EE feels the sharp-end of the opt-in stick

EE is the latest firm to feel the rising wrath of the Information Commissioner’s Office as it is forced to cough up £100,000 for opt-in violations during 2018.

The messages, which were sent back in early 2018, encouraged customers to use a new feature but also to suggest device upgrades. EE claimed the communications were sent as ‘service messages’, but due to the presence of directing marketing, fell afoul of the guidance on electronic marketing put forward by the ICO.

“These were marketing messages which promoted the company’s products and services,” said Andy White, ICO Director of Investigations. “The direct marketing guidance is clear: if a message that contains customer service information also includes promotional material to buy extra products for services, it is no longer a service message and electronic marketing rules apply.

“EE Limited were aware of the law and should have known that they needed customers’ consent to send them in line with the direct marketing rules. Companies should be aware that texts and emails providing service information which also include a marketing or promotional element must comply with the relevant legislation or could face a fine up to £500,000.”

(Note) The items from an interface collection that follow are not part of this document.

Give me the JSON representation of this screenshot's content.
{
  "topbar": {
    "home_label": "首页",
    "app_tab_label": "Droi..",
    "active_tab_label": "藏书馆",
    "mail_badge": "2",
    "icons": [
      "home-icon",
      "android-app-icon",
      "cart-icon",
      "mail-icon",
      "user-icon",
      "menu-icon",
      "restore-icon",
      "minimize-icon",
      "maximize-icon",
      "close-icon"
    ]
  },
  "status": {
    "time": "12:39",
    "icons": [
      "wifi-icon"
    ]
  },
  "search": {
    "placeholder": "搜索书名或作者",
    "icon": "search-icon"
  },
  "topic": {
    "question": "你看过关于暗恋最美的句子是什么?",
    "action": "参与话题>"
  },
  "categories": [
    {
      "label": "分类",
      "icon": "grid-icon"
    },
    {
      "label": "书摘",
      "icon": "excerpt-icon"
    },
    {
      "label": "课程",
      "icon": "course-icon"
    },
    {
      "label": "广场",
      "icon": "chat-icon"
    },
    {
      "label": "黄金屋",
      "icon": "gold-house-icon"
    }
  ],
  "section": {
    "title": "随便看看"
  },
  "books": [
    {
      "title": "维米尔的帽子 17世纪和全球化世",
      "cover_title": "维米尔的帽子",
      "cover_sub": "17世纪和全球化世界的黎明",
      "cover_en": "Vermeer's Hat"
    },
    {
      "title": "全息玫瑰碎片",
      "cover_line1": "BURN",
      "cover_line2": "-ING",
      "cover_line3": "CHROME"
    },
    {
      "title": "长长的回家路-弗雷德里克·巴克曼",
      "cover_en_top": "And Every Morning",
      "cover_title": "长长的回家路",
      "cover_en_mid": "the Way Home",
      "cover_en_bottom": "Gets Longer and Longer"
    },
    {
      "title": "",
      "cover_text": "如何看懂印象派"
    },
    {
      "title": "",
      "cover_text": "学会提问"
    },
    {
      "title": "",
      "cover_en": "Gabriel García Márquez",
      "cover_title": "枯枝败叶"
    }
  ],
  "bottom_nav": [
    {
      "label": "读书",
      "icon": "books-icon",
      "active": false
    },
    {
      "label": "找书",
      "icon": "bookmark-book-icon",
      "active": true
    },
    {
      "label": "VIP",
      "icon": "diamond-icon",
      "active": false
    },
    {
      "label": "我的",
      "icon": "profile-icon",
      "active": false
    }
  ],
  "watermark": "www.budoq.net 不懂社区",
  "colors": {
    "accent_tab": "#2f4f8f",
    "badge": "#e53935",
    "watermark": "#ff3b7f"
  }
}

EE might feel a little bit hard-done by here, though it is a pretty clear violation of the rules.

As these messages contained prompts to earn EE a few extra quid each month, they clearly fall into the marketing category. EE would have to secured opt-in from these customers in the past, or in the case of ‘soft opt-in’, existing customers would have had to buy relevant products and given the opportunity to opt-out.

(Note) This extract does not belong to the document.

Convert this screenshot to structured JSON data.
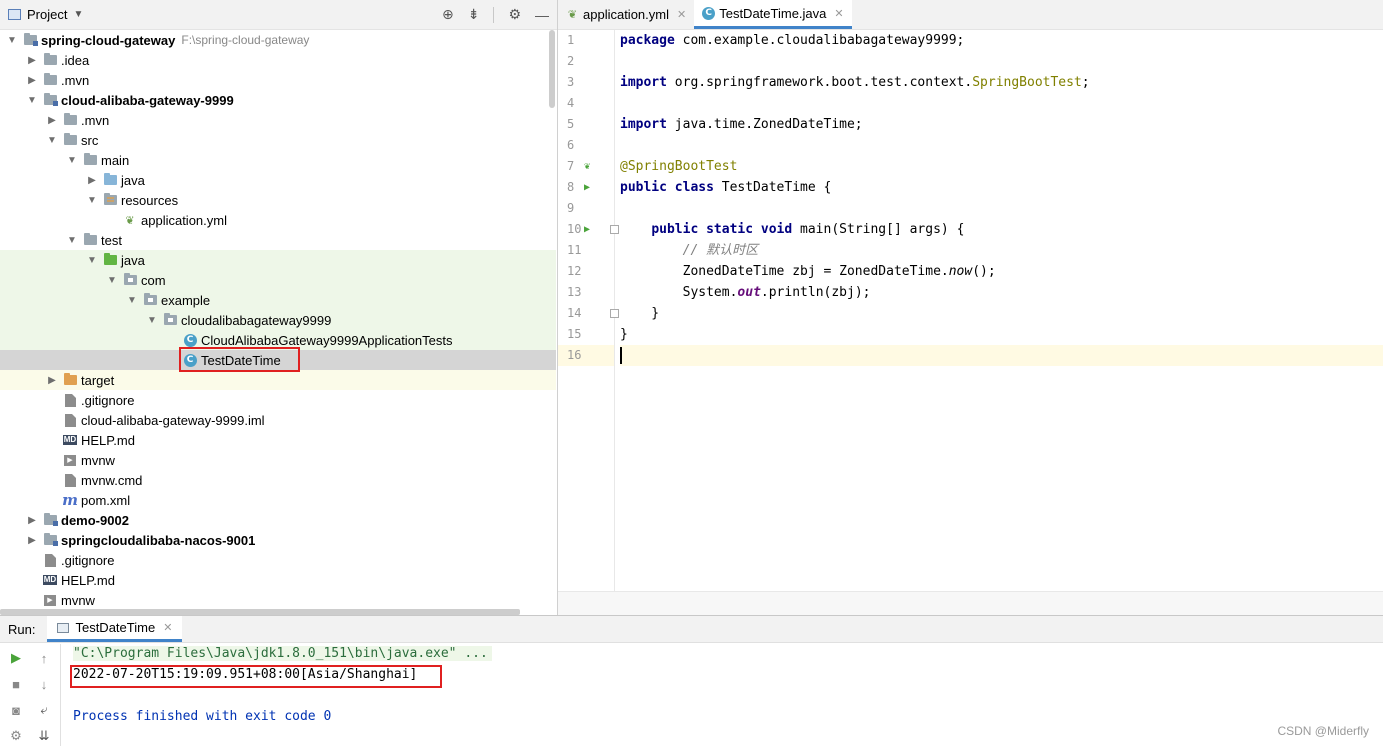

In this instance, the ICO accepted EE had not knowingly broken the rules, though as it did intentionally send out the emails it did not escape a fine. A second-batch of messages were sent out to those who didn’t engage with the first, which probably didn’t help the EE case.

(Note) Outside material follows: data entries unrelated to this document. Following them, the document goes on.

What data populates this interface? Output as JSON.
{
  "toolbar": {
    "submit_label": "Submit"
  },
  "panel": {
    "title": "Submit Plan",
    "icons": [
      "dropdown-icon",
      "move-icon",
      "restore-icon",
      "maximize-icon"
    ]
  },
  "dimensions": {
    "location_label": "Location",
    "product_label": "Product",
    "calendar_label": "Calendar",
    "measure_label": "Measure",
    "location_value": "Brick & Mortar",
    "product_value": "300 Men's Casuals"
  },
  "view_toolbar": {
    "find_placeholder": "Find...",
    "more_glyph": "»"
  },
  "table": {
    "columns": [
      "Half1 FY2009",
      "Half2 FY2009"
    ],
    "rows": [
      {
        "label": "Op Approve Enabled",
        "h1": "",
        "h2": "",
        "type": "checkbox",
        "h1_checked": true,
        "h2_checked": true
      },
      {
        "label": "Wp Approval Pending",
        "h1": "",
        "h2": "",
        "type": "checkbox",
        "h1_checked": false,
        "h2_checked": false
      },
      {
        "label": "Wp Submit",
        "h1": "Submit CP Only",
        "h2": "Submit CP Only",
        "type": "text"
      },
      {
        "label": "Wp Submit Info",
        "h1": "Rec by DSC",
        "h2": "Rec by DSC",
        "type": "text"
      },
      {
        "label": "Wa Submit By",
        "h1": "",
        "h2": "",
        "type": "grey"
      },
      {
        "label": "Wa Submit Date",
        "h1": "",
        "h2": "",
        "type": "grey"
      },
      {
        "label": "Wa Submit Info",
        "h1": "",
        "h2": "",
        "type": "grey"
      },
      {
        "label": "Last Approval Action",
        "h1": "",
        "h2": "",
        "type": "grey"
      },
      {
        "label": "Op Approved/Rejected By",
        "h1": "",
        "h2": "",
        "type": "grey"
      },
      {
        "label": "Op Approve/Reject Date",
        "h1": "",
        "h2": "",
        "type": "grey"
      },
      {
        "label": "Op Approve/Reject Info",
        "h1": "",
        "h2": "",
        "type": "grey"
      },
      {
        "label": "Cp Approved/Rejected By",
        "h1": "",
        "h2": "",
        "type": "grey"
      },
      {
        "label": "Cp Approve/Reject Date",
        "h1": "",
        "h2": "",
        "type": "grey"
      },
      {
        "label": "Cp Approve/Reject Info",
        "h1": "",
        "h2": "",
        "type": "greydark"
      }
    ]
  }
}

Although this is a relatively minor fine, we expect to see a lot more of these investigations over the coming months. Rules around privacy and data protection are being toughened up, and the regulators need to be seen enforcing them. This fine might not be significant when you compare it to total revenues at the BT Group, but it is symbolic; we expect a few more of these ‘gestures’ sooner rather than later.

Telegram faces ban in Russia

Messaging app Telegram is on the ropes in Russia after the state communications watchdog said it filed a lawsuit to limit access after it refused security services access to its users’ secret messages.

According to Reuters, Russia’s FSB Federal Security service had requested information hidden behind the app’s encryption software, but was refused. Citing respect for users privacy, Telegram refused access for the intelligence services who were reportedly following leads of terrorist activity, and now faces being banned in the country.

Telegram is currently listed as the ninth most popular messaging app worldwide, roughly 200 million users, using software which it claims is more secure than mass market applications such as WhatsApp and Line. The team claim to support two layers of secure encryption, which is based on 256-bit symmetric AES encryption, 2048-bit RSA encryption, and Diffie–Hellman secure key exchange.

While the normal chat groups are pretty secure, Telegram states the secret chats feature uses end-to-end encryption, leave no trace on its servers, support self-destructing messages and don’t allow forwarding. On top of this, secret chats are not part of the Telegram cloud and can only be accessed on their devices of origin. In other words, Telegram is pretty confident in its security, so confident it have a £300,000 prize set aside for anyone who can prove they can crack the encryption.

The Russian watchdog, Roskomnadzor, claims that by refusing to offer the information to security services, it is not complying with its legal obligations as an ‘organizer of information distribution’. Since passing new legislation in 2016 which forces messenger services to provide authorities with a backdoor into encryption, Russia has been clamping down heavily on online communications. It’s already battled with Instagram and YouTube earlier this year over videos uploaded by political activist Alexei Anatolievich, while Twitter and Facebook have agreed to host user data locally to comply with encryption laws. Telegram has refused to do so to date.

Should the Russian government be successful, it will force ISPs to block Telegram inside the nation, in a similar manner to what has been done in Iran over the last 12 months. That said, in Iran has been a relatively simple process to navigate around the hurdles using a VPN.

Such threats might make some of the internet giants tremble, but it does not seem to worry CEO Pavel Durov who has long stood by the idea of privacy. While it is certainly not uncommon for CEOs to preach about the best interests of the user, few applications can boast the same depth of security.

While this will certainly be of interest to users in the country and worldwide, investors will also be watching closely as Telegram is also undertaking the world’s biggest initial coin offering, with pre-sales reaching £1.7 billion already. Such attention from the Russian government might have a way of making investors nervous.